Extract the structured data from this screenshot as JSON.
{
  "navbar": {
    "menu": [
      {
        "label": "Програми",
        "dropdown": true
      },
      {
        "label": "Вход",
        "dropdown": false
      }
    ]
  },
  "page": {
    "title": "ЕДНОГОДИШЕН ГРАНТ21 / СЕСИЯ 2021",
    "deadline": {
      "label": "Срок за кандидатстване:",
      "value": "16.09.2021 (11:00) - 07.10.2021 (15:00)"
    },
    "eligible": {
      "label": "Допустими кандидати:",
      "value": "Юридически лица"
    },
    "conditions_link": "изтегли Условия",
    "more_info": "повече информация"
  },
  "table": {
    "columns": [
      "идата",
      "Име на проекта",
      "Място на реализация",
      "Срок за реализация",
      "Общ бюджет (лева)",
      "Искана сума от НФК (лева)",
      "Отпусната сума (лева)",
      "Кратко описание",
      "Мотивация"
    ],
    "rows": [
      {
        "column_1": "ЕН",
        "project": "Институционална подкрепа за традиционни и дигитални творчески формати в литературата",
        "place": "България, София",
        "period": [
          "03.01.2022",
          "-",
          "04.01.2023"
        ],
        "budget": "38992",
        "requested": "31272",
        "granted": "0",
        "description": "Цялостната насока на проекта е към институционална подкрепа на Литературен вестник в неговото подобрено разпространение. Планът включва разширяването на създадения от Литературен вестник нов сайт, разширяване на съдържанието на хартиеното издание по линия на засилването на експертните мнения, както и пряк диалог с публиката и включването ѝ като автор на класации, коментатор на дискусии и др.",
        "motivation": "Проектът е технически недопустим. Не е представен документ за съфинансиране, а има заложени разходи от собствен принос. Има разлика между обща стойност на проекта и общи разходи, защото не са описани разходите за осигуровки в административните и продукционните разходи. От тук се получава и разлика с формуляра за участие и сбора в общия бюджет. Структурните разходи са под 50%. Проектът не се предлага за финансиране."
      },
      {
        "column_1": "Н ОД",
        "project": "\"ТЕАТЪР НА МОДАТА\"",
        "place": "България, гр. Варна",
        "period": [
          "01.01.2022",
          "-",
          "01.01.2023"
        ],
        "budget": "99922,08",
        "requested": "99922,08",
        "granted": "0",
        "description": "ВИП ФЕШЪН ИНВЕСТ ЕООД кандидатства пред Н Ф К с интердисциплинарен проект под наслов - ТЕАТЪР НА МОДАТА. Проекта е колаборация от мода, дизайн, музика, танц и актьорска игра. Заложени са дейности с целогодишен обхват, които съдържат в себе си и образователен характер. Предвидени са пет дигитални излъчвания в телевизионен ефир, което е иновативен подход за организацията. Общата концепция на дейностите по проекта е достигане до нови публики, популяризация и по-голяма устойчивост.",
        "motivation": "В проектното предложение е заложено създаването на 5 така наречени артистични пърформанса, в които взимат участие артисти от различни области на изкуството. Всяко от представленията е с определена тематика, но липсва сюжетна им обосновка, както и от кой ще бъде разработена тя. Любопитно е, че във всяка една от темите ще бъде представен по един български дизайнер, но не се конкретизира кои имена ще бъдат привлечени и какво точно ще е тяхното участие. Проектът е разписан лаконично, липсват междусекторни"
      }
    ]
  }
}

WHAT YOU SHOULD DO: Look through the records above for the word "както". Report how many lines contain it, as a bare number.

RESULT: 2